Jade Anderson

Jade Anderson is the Head of Research at Justice Centre Hong Kong. She has been working in human rights-based development since 2002 for local and international NGOs in Afghanistan, Pakistan, India and South Africa and with the UNHCR in Australia. She holds a Master’s degree in Applied Anthropology and Participatory Development and a Master’s in International Development. She is the co-author of the Justice Centre Hong Kong report Coming Clean.

Annie Li

Annie Li is the Research and Policy Officer at Justice Centre Hong Kong. In this capacity, she conducts research and advocates for laws and policies to protect and promote the rights of asylum seekers, refugees, victims of torture, forced labour and human trafficking, and other people seeking protection. Previously, she has worked at Hong Kong civil society organisations AIDS Concern and Hong Kong Unison in communications and advocacy on healthcare issues, LGBTI rights and racial equality. She holds a Bachelor of Laws degree and a Bachelor of Social Sciences (Government and Laws) degree from the University of Hong Kong.




How to Cite

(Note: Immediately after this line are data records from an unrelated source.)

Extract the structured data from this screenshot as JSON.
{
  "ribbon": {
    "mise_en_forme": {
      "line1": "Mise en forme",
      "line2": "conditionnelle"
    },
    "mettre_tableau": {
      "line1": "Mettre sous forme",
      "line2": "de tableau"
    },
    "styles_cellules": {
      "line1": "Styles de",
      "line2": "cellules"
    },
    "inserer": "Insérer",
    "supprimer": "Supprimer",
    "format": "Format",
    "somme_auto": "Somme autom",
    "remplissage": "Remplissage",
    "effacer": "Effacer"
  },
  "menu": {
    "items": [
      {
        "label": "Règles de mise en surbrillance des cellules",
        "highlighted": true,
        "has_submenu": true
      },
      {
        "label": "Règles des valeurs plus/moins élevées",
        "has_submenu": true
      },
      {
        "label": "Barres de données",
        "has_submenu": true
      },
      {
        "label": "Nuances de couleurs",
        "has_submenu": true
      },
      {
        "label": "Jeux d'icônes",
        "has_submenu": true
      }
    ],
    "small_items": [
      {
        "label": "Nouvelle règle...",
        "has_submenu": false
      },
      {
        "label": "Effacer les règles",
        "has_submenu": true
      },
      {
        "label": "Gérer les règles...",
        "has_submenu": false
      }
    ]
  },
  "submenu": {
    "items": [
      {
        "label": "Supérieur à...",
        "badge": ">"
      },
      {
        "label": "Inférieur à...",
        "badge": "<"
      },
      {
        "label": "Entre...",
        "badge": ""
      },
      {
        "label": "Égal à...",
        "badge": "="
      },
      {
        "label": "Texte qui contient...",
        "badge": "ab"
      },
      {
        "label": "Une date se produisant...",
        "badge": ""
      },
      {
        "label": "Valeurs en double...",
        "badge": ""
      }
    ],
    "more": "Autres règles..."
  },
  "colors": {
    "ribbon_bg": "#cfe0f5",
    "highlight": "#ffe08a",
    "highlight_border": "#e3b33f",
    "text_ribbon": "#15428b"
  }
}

Anderson, J., & Li, A. (2018). Refugees or Victims of Human Trafficking? The case of migrant domestic workers in Hong Kong. Anti-Trafficking Review, (11).